The relationship between the App Store and developers is a symbiotic one. You can't have one without the other. Arguments about 30% commission, 15% commission, and third-party payment systems are all a sideshow to the real problem here – Apple sees developers as customers at best and a necessary evil at worst. And it's that attitude that runs the risk of alienating some of the very best developers on the planet.

On the eve of another WWDC where we expect some big changes to iOS and iPadOS, that's a very bad thing indeed.

Oliver Haslam
Contributor

Oliver Haslam has written about Apple and the wider technology business for more than a decade with bylines on How-To Geek, PC Mag, iDownloadBlog, and many more. He has also been published in print for Macworld, including cover stories. At iMore, Oliver is involved in daily news coverage and, not being short of opinions, has been known to 'explain' those thoughts in more detail, too.
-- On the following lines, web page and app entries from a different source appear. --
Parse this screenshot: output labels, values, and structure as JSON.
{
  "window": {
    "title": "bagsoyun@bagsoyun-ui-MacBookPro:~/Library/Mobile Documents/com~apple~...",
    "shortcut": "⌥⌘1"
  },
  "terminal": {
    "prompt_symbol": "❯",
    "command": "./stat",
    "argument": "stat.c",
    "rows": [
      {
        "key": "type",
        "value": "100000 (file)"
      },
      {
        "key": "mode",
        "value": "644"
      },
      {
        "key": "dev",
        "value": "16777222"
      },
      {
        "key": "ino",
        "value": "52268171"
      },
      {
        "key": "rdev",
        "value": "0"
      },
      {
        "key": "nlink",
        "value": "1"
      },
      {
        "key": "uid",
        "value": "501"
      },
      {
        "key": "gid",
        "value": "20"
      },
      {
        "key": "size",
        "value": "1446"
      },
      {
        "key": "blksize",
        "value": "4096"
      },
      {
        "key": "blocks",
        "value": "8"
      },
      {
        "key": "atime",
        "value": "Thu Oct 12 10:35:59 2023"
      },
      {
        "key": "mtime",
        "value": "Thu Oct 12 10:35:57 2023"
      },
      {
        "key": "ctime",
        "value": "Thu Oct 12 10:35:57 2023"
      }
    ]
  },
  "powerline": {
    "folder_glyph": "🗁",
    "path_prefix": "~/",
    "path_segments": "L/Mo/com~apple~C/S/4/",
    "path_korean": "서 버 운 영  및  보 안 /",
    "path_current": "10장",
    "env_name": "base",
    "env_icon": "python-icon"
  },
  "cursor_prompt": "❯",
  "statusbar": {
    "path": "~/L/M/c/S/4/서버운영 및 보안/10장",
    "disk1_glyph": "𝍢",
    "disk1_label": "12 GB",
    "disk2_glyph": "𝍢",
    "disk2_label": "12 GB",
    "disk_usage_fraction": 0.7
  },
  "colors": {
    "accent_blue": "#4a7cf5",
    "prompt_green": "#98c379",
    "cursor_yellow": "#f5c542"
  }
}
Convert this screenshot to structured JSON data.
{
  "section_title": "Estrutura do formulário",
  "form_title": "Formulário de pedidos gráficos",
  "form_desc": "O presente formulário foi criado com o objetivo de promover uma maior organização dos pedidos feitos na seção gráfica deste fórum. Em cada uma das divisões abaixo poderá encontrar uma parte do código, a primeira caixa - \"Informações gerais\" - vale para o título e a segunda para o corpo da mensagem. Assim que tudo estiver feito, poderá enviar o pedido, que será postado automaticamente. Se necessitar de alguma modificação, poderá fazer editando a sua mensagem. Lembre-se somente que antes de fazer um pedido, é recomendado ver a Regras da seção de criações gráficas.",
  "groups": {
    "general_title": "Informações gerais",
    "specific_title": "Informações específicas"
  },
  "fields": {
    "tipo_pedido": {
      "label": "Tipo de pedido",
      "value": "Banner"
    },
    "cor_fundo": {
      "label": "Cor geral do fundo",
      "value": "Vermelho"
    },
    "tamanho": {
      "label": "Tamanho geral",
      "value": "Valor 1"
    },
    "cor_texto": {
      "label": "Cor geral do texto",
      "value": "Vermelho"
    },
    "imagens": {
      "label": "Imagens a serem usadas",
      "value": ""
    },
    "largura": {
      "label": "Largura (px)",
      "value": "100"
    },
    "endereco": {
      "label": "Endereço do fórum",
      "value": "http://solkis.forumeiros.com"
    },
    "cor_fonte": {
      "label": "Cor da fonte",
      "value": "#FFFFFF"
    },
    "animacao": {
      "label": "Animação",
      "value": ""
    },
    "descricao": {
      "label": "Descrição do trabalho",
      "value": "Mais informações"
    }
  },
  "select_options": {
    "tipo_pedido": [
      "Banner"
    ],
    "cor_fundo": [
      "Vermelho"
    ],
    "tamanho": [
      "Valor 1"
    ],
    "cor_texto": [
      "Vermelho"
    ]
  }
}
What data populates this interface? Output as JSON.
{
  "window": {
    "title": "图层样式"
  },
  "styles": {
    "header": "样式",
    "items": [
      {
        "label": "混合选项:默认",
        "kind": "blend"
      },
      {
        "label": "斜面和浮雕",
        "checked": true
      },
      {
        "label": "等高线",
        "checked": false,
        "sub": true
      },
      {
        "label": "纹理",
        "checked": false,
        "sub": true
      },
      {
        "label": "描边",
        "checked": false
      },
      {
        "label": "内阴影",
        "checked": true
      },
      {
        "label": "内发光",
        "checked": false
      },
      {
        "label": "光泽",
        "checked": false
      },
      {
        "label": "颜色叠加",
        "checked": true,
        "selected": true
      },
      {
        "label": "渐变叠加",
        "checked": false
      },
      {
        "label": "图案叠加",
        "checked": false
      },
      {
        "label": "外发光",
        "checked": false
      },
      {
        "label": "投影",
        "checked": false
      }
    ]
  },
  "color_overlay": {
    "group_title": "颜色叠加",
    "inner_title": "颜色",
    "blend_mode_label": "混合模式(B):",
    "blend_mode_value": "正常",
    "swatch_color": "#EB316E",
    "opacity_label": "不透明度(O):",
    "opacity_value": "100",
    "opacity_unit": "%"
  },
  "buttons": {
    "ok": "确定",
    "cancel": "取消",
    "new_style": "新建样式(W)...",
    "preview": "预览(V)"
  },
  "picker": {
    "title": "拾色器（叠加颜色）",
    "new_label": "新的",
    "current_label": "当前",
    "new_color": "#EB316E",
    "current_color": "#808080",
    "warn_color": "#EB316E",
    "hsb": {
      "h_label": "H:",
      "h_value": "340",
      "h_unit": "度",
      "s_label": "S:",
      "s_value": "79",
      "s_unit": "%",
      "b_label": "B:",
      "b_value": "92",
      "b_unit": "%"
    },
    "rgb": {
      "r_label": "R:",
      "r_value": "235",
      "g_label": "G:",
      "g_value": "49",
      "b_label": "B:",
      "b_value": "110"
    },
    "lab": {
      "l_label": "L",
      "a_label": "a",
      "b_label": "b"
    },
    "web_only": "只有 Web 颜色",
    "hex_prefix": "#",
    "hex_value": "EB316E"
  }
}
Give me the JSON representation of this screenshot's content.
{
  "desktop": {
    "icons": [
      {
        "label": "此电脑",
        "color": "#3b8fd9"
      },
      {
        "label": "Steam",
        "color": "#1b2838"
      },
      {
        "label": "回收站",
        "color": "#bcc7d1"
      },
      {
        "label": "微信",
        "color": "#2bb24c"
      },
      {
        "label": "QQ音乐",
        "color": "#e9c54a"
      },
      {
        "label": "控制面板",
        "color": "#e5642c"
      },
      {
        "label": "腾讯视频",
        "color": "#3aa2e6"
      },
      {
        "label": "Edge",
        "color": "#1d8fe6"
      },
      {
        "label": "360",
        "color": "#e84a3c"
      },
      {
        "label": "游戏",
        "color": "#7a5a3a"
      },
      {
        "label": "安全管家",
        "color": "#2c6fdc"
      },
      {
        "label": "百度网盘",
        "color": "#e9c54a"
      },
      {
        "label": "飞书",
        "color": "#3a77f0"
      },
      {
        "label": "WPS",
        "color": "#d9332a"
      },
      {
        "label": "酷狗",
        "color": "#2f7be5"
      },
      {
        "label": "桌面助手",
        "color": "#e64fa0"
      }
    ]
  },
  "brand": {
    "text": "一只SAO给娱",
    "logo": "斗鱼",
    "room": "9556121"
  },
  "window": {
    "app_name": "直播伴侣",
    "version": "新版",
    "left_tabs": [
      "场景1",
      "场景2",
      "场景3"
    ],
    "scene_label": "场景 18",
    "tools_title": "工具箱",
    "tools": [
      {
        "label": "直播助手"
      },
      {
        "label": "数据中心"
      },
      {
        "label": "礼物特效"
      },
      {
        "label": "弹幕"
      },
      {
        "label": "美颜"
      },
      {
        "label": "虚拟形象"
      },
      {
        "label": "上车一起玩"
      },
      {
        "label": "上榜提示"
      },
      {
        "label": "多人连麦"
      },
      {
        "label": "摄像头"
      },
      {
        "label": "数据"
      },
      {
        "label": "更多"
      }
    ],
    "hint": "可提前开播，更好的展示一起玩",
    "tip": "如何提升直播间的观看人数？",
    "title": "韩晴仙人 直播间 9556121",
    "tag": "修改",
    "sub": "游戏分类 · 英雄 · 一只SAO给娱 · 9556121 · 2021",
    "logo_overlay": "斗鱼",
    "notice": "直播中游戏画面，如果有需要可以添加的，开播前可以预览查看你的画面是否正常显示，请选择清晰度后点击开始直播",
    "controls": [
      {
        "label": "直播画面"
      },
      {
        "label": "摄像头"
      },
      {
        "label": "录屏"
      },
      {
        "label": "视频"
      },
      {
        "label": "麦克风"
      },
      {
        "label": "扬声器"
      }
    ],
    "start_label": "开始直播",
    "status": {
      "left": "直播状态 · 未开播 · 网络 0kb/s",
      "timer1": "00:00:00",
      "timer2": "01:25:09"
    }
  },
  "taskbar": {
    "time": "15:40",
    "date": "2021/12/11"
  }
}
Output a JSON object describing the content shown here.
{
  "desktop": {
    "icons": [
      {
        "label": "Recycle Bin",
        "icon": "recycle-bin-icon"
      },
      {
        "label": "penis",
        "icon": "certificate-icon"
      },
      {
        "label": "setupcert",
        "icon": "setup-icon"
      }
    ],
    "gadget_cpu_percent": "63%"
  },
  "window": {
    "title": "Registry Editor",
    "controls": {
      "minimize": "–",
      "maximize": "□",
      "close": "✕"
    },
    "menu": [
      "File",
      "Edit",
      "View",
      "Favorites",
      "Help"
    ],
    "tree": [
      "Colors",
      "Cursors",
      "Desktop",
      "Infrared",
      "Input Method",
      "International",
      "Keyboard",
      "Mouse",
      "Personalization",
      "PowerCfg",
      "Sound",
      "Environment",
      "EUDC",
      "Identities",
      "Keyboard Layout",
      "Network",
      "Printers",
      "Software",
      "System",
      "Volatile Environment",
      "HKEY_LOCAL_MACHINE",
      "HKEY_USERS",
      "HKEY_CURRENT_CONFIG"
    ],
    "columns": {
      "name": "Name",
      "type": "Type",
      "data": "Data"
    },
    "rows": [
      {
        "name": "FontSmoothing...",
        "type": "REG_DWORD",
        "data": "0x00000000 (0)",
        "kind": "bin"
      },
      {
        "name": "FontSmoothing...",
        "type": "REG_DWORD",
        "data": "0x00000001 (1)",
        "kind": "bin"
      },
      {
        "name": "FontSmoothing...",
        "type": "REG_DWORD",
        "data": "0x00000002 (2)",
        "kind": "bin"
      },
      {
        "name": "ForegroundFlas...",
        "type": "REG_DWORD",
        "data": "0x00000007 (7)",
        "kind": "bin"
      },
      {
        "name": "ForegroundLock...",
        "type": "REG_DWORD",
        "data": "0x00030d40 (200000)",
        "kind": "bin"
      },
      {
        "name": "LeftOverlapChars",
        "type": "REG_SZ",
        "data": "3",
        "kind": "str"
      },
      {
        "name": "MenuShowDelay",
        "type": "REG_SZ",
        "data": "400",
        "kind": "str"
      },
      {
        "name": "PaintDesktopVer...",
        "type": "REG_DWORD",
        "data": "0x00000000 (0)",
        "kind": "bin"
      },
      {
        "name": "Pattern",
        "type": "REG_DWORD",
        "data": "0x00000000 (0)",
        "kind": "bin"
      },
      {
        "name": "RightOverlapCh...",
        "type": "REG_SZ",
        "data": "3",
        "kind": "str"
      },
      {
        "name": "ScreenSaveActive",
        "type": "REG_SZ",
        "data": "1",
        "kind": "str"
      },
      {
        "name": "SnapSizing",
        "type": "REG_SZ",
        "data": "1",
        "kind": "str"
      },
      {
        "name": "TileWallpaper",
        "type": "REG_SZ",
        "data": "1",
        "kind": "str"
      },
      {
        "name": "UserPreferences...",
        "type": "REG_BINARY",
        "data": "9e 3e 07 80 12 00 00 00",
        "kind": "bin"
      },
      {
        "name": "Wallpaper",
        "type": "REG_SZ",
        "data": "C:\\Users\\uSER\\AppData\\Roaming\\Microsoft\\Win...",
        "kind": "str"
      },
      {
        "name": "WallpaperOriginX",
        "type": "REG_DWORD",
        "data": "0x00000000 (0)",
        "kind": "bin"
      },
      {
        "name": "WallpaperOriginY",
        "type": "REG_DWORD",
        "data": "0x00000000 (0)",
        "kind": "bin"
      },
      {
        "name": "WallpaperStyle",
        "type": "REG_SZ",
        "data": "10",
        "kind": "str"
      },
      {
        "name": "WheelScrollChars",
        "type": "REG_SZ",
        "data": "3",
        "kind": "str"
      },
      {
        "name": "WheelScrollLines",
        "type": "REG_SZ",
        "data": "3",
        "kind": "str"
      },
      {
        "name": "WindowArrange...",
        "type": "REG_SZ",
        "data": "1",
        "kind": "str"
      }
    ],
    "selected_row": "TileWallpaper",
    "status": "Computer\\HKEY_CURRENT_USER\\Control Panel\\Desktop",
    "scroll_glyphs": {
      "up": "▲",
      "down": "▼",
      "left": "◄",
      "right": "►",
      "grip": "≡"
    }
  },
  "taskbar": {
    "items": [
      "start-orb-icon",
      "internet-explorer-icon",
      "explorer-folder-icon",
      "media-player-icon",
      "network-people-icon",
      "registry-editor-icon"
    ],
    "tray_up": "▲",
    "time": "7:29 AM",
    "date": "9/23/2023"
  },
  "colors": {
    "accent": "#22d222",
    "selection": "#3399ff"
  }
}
Having grown up using PCs and spending far too much money on graphics card and flashy RAM, Oliver switched to the Mac with a G5 iMac and hasn't looked back. Since then he's seen the growth of the smartphone world, backed by iPhone, and new product categories come and go. Current expertise includes iOS, macOS, streaming services, and pretty much anything that has a battery or plugs into a wall. Oliver also covers mobile gaming for iMore, with Apple Arcade a particular focus. He's been gaming since the Atari 2600 days and still struggles to comprehend the fact he can play console quality titles on his pocket computer.